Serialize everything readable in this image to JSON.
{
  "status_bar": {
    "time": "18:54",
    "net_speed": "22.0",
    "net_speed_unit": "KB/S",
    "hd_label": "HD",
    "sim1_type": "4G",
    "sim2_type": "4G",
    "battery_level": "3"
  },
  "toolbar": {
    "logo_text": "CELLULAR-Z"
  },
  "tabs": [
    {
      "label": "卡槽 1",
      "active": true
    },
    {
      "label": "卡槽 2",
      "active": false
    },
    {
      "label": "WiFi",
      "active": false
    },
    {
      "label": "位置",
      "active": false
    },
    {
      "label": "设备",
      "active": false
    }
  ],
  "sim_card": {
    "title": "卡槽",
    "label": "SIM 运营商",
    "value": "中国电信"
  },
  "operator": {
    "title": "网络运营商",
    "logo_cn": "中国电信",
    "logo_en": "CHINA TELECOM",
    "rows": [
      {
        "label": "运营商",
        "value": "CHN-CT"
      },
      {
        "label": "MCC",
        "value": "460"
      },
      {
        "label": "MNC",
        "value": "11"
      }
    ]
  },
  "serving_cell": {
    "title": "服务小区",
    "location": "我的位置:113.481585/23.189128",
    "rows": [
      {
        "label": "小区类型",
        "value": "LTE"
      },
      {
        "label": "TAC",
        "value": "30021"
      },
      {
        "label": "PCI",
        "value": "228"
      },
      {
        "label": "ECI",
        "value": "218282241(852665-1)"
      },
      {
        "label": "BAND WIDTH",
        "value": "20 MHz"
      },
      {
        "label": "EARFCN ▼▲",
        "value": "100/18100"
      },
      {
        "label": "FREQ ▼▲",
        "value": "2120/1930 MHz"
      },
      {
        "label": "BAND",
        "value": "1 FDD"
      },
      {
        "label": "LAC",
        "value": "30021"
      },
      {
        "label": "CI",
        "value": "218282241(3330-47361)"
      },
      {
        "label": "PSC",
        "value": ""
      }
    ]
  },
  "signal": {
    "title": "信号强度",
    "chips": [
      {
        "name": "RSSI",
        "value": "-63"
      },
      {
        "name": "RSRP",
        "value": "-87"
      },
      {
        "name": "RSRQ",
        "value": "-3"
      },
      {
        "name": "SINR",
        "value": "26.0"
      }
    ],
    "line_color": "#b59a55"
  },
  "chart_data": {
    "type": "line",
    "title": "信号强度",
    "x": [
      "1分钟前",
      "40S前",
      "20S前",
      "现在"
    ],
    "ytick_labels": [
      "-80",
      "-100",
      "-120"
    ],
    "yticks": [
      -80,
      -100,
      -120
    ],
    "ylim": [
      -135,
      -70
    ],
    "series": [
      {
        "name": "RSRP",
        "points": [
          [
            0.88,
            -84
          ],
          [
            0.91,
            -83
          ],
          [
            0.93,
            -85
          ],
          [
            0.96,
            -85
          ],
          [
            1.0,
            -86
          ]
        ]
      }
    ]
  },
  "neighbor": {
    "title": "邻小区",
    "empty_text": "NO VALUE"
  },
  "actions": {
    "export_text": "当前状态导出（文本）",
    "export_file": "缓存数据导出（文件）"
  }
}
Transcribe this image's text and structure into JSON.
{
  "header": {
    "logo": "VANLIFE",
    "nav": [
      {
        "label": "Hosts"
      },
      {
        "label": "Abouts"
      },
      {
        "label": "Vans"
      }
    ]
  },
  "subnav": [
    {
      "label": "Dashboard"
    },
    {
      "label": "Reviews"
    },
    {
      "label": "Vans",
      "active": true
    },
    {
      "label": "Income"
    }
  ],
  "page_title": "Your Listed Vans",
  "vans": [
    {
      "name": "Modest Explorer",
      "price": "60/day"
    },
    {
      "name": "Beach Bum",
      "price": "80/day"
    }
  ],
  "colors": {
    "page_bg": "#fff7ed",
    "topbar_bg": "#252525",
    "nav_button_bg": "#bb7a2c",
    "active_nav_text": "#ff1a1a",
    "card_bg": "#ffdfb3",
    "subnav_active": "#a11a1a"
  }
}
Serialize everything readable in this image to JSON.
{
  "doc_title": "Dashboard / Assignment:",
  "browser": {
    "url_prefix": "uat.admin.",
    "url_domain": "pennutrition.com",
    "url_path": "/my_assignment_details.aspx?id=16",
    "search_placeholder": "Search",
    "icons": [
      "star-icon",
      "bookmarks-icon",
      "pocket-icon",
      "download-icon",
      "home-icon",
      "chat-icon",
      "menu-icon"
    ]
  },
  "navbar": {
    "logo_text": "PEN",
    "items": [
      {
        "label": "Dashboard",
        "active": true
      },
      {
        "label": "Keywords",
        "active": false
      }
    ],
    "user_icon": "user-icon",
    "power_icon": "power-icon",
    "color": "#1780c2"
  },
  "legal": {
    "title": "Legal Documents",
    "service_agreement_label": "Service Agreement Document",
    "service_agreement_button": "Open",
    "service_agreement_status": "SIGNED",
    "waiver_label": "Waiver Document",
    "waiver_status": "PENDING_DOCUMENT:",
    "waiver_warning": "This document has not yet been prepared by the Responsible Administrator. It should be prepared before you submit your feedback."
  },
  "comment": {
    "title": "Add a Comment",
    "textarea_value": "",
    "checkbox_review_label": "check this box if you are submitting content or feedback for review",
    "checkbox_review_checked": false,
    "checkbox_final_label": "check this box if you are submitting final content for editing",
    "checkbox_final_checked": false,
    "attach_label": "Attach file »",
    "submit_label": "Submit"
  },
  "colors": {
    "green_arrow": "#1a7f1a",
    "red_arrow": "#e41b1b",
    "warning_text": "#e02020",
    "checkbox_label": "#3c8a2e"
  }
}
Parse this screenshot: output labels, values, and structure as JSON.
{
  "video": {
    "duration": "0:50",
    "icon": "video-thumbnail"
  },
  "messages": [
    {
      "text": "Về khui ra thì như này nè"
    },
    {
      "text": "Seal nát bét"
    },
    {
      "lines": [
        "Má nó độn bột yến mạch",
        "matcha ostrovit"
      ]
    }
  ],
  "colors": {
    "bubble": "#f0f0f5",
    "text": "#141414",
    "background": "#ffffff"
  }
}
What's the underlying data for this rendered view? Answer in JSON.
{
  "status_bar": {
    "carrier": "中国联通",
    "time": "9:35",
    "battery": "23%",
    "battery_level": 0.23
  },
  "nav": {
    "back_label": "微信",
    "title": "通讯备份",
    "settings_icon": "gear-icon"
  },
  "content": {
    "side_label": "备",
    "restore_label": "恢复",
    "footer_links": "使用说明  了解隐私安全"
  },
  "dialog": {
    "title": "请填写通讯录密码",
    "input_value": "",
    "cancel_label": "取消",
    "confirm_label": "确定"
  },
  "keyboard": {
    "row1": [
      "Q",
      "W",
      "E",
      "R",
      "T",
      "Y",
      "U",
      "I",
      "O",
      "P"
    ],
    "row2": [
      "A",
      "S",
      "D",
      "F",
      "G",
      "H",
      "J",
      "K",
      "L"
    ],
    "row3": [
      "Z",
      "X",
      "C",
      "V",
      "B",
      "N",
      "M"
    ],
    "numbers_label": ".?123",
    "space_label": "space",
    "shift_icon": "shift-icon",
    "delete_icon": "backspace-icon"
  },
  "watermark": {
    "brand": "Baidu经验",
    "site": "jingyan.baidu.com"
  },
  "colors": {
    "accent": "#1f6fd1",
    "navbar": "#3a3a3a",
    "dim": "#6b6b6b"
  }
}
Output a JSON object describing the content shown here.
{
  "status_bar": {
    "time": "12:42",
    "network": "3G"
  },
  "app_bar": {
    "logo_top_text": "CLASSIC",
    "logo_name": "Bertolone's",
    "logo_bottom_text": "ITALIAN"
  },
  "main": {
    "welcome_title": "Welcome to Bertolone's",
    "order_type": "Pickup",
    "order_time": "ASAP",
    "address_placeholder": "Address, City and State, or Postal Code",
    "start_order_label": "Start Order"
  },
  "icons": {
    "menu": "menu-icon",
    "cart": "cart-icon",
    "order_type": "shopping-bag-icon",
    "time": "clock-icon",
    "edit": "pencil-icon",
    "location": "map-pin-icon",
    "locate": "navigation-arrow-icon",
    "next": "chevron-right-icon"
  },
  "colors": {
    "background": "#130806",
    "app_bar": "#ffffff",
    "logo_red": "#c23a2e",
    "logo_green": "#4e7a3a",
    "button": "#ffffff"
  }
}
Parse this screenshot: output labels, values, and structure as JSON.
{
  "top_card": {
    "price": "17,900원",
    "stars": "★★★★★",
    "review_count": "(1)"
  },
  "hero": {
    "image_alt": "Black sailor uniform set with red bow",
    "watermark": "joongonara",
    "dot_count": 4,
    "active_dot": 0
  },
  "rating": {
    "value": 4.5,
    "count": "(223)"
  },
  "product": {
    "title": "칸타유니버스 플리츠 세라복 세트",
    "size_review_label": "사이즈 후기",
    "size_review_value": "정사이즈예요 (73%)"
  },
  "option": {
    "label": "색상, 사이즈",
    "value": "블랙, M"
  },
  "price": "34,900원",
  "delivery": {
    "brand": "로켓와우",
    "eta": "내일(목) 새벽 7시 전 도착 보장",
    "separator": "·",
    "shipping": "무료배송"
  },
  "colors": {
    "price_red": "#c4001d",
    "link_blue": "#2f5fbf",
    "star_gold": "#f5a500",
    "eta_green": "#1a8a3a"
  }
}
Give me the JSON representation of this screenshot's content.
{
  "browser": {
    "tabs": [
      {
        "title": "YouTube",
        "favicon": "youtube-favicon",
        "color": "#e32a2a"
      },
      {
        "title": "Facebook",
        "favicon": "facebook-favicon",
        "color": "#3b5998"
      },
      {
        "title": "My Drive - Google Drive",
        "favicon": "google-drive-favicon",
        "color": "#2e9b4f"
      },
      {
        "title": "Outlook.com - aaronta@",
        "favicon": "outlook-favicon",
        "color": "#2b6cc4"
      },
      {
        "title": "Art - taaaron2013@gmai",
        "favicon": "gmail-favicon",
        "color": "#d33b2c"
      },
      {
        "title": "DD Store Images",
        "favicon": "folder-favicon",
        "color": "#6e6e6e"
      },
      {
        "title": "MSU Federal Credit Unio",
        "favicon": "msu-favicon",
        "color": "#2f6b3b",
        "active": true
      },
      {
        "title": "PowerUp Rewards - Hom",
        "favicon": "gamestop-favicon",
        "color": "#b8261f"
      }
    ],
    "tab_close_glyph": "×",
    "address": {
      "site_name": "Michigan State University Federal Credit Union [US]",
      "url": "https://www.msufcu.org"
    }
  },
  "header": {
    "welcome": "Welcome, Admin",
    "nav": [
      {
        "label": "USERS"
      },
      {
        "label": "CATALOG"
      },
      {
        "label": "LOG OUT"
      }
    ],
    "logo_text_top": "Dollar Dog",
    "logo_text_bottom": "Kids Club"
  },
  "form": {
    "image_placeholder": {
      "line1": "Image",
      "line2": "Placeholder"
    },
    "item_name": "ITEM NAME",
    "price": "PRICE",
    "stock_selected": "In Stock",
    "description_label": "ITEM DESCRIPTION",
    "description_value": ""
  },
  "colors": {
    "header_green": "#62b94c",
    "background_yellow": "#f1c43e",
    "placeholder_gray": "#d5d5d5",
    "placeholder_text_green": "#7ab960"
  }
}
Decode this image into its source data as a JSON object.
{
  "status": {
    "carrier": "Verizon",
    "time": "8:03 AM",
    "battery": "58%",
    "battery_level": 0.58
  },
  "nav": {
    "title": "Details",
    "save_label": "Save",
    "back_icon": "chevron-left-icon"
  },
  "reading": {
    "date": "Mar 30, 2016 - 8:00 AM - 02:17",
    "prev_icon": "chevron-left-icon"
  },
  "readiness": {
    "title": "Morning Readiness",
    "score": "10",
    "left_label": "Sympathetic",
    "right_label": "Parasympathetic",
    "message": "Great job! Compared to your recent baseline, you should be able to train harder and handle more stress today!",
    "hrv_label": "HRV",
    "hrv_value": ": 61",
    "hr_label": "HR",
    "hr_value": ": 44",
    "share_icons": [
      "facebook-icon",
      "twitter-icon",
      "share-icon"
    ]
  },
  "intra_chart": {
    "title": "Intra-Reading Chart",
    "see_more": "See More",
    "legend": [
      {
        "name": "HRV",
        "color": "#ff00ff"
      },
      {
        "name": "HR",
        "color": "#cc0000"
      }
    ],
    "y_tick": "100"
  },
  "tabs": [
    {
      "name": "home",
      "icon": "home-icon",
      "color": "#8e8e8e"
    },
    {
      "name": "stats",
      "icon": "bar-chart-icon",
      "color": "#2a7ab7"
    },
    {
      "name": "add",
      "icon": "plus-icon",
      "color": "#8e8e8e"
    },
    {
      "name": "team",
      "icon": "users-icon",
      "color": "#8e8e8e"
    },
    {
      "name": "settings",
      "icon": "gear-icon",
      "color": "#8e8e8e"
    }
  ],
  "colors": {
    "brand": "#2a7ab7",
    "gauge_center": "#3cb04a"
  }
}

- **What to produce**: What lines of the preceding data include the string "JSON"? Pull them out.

- **Response to this task**:
Serialize everything readable in this image to JSON.
Transcribe this image's text and structure into JSON.
Serialize everything readable in this image to JSON.
Parse this screenshot: output labels, values, and structure as JSON.
What's the underlying data for this rendered view? Answer in JSON.
Output a JSON object describing the content shown here.
Parse this screenshot: output labels, values, and structure as JSON.
Give me the JSON representation of this screenshot's content.
Decode this image into its source data as a JSON object.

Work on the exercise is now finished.